1st Lt. Cecil Piazza of Company A, 1088th En. Bn. has played an active role in bringing the new addition to the 256th Brigade Combat Team. He explained how the machine works.
"It (the Buffalo) is equipped with a 30-foot extension, called an Ironclaw, which is operated from within the vehicle. Once an IED is spotted by a route clearance team, it can be investigated without getting physically on the ground to look at it."
The operator uses the Ironclaw to probe debris and dirt from around the questionable device and also has an extra set of eyes mounted on top to help decipher the identity of the object. Working hand in hand with a television screen inside the vehicle, a 200X Zoom video camera has a bird's eye view of everything. According to Spc. Chris Johnson from Iowa, La., it has the capability to help the crew see clearly.
"Yesterday I was familiarizing myself with the camera, and I zoomed in on a Soldier who was working in that building over there in the motor pool."
The building in question was more than 150 yards away.
The Buffalo seats six, with the driver and operator at the front and the four remaining Soldiers behind them designated for "eyes." The crew is seated about 10 to 12 feet off of the ground and will also have access to an extra set of searchlights that are maneuvered from inside the vehicle.
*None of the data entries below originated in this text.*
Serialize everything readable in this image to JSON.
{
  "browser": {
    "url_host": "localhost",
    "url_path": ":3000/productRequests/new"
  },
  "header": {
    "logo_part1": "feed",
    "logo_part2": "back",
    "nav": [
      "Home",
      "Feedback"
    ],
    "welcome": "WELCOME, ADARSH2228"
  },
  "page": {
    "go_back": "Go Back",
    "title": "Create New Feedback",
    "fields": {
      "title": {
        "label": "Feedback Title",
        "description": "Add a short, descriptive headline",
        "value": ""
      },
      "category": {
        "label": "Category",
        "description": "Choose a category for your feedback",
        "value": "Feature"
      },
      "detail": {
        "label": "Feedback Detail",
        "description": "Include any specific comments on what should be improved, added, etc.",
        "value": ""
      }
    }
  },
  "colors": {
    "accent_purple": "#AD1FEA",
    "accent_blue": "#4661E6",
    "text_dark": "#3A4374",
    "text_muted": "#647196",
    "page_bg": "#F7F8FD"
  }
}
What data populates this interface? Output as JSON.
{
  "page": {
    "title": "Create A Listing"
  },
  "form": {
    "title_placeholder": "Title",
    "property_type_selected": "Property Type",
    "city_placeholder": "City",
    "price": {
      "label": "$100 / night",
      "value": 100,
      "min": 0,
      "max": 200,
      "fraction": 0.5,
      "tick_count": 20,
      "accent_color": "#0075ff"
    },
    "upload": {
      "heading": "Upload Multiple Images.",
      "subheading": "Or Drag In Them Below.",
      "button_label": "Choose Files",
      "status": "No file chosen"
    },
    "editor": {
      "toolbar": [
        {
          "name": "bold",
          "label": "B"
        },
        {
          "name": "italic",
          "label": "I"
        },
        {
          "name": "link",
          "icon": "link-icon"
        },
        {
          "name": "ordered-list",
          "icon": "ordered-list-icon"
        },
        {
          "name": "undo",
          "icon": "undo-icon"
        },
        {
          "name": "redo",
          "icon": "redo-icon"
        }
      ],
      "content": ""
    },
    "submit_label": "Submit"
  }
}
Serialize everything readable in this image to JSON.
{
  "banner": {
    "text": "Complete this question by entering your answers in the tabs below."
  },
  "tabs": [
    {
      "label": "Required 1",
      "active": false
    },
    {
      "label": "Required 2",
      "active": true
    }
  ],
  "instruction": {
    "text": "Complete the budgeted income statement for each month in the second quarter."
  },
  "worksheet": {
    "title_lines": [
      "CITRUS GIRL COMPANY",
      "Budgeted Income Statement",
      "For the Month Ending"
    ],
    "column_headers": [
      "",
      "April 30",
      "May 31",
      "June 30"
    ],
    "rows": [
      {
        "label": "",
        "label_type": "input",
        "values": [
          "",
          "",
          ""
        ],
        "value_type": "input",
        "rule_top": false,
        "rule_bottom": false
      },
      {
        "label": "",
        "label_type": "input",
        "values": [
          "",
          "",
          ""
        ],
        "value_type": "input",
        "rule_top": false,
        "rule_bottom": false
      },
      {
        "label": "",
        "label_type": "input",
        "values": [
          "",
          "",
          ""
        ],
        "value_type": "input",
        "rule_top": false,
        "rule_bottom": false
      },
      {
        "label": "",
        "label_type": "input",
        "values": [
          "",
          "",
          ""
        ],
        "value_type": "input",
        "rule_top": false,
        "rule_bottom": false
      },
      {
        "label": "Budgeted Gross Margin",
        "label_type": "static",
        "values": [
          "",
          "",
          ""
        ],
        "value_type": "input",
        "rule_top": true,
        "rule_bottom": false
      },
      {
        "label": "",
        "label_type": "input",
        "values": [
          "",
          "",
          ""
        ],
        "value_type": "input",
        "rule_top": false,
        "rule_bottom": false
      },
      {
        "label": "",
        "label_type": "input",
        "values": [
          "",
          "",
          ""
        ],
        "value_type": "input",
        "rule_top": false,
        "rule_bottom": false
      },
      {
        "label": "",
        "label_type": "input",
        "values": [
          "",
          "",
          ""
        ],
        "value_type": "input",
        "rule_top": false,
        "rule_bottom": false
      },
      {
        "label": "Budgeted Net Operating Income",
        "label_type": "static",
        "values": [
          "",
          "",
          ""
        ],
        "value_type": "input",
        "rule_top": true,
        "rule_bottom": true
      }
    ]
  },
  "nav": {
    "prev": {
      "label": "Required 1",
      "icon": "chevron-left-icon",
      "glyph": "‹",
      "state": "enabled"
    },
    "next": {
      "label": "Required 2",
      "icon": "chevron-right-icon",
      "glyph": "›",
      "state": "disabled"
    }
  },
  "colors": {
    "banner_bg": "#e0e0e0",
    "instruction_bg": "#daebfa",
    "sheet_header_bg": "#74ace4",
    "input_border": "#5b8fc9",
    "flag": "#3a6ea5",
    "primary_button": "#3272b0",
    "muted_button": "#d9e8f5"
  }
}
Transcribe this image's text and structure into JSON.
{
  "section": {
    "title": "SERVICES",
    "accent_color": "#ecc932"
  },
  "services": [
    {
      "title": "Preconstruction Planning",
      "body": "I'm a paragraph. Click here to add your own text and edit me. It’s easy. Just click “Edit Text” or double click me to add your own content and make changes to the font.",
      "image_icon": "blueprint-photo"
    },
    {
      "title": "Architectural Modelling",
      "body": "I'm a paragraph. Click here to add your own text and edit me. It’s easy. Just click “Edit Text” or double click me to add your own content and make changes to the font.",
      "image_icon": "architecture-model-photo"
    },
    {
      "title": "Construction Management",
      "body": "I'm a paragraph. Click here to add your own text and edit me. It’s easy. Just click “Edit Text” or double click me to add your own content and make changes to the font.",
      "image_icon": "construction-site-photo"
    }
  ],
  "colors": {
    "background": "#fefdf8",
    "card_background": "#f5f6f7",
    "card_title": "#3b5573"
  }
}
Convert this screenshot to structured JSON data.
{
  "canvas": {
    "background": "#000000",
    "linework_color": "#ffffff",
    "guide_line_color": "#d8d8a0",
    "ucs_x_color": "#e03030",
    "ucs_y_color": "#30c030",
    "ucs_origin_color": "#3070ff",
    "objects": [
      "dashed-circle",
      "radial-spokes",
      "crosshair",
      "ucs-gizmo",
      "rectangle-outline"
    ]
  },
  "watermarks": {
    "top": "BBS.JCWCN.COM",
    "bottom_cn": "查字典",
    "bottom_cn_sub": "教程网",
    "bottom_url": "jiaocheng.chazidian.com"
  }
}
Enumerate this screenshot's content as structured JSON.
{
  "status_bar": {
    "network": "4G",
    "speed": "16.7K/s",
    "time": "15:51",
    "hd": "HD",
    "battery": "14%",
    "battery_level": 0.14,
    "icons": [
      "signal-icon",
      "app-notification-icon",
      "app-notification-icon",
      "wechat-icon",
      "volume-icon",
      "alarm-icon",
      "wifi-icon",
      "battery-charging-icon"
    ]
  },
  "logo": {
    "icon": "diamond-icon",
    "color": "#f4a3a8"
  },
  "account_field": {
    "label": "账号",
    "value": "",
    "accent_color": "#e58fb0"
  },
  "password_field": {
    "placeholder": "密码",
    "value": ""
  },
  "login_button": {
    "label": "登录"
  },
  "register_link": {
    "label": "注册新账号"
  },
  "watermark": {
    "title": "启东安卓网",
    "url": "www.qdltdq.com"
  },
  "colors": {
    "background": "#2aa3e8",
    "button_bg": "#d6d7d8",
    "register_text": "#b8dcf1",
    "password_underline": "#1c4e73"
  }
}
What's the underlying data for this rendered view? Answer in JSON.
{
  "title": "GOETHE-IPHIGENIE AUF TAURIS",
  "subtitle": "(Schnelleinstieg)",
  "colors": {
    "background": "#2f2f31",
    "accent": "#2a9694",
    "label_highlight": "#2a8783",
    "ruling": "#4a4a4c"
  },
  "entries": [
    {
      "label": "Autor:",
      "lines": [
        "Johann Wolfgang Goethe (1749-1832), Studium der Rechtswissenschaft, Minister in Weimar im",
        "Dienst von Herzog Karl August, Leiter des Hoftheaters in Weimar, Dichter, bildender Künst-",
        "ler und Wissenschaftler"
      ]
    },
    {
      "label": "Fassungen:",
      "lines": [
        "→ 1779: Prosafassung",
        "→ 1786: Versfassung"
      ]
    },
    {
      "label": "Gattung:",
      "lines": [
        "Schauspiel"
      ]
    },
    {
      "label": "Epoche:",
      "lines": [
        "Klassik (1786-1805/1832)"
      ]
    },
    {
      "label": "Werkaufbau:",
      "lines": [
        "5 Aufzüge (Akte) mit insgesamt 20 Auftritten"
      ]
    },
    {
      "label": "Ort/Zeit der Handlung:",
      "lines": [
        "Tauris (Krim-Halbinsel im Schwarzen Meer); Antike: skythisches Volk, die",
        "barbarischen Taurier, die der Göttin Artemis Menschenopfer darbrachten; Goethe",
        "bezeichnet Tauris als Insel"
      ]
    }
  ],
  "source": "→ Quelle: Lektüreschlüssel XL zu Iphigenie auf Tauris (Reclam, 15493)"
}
With the lights, the camera, and the 30- foot "arm," they will be able to search anywhere they feel there is a threat.
Piazza says he and his men received a course on the specifications and operations of the Buffalo. They were trained by the 458th Engineers and received classroom instruction, as well as on-the-job training. They were afforded the opportunity to go with the team on missions, and about 75 percent of what they learned was from actually conducting route clearance in the area of operation. Since his unit's main mission has been to escort EOD, Piazza feels that there is no one better for the job than he and his men.
"We know every single route in the brigade's area of operation," he said, "we know the trends, and we know the patterns and habits like the backs of our hands."
Based on the intelligence gathered through patrol debriefings and information sent down to the company level, the Buffalo will be tasked out to the desired patrols. This is the most recent example of the Tiger Brigade receiving the latest high-tech equipment to help battle the war on terror. The Buffalo's purpose is to keep Soldiers protected from IEDs. Piazza and the A Company Soldiers will accompany the patrolling units, and he has faith that this will prove to be a viable asset.
"In light of the activity and tragedies in December and January, the Buffalo will be a great asset and resource for the brigade to have," he said.